As Rodgers noted in later comments, booing him during the Anthem was as "disrespectful" to the Anthem as anything he'd done. But Trump's experiment was to some degree proved. Cognitive dissonance was not an impediment to his exercise of power. And presumably the dissonance already embedded in the whole idea of being coerced into a patriotic gesture was similarly disarmed. Any number of veterans, of any number of wars, will tell you that they weren't fighting for a scrap of cloth, or a song, but for the freedom America stands for. If you want to think about this for a brief moment, consider the apparently most patriotic country in the world, North Korea. There is universal fealty in North Korea for the government and its leader. Mr. Kim Jong Un has made it clear that there are existential and immediate consequences to any apparent lack of support. He has shown that he will have you shot, or sent to the salt mine.
This is what Mr. Trump is also suggesting. Whether you lose your job, or get shot, is merely a matter of degree. And I'll posit another thought experiment here. If Libby and I go up to Martinsville for the NASCAR race in a couple of weeks (as we've done for nearly a decade, spring and fall), and if we were to wear Kaepernick jerseys and sit for the national anthem, and the race track prayer, and the flyover, my prediction would be that we'd be likely hit in the head by a full beer can or several flung from well above and behind us. That, of course, could even be a death sentence. Thus is American patriotism currently enforced in the land of NASCAR, which supported Trump's campaign almost 100%. But in truth, of course, patriotism cannot be ordered or enforced or bought and paid for. Patriotism is like love that way. It comes from within. The football players who were kneeling during the Anthem were expressing the same patriotism and respect as most of the fans who were standing with their hands over their hearts.

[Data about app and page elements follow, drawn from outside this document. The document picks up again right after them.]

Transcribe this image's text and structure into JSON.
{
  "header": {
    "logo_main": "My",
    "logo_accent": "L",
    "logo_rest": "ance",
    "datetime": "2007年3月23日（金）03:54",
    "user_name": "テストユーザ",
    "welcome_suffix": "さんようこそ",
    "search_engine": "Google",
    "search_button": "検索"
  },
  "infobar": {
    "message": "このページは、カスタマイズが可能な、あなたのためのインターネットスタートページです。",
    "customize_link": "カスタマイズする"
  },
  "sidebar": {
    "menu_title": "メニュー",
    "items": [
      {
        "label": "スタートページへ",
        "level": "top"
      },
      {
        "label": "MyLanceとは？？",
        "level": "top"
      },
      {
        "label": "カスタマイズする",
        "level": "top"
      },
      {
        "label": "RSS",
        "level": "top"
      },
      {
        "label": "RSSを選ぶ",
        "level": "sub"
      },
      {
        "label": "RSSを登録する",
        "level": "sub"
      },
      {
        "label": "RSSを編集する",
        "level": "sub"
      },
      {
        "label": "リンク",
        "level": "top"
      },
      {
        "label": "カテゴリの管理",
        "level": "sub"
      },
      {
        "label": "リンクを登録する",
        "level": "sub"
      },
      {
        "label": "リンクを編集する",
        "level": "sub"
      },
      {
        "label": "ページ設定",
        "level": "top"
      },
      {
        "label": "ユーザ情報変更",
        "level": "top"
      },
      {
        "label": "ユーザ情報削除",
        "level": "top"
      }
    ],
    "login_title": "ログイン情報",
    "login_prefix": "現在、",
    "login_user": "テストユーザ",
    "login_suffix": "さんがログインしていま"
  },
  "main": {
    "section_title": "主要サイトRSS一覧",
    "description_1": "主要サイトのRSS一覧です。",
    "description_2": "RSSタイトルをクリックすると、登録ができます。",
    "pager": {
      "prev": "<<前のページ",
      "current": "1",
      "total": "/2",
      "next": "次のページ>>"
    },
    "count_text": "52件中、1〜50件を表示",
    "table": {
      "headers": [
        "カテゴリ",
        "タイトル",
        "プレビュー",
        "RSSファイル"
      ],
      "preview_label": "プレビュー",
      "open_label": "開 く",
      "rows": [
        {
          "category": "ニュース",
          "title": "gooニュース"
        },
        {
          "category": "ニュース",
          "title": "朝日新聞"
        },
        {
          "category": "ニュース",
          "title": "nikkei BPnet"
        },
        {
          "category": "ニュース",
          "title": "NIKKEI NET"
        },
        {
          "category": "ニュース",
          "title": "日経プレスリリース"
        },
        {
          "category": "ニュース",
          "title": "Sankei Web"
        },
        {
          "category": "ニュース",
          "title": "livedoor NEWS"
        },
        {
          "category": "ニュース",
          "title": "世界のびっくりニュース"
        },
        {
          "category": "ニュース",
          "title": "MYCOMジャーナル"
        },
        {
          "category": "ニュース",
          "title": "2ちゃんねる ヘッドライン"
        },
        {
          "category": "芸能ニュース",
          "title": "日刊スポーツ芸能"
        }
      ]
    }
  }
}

I saw an interview with a participant in the so-called "Values Summit" that Mr. Trump and Mr. Bannon addressed last Friday and Saturday:
Mandeville, Louisiana-resident Denise Hopkins called it “absolute nonsense” that Bannon gave a platform to white nationalists.
“You know what’s emboldened neo-Nazis?” she countered. “Eight years of the previous regime saying ‘all white people are terrible and you have to pay back for what someone did 200 years ago’ and stir up racial stuff.”
Funny. I never heard Mr. Obama or his supporters or representatives say, not even one time, that "all white people are terrible." I guess you have your cognitive dissonance, and you have your projection, which might be a kind of psychological defense against the experience of such dissonance. How does one deal with the plain fact of Tamir Rice if any acknowledgement of collective grief is psychologically impossible.
There's a dissonance in the observation of a lot of nice people just having a good time together, if you harbor a burning hatred in your soul. You want to scream, "Fuck Your Feelings." Sometimes you even end up here:
Mr. Trump's experiment is working. God bless the USA.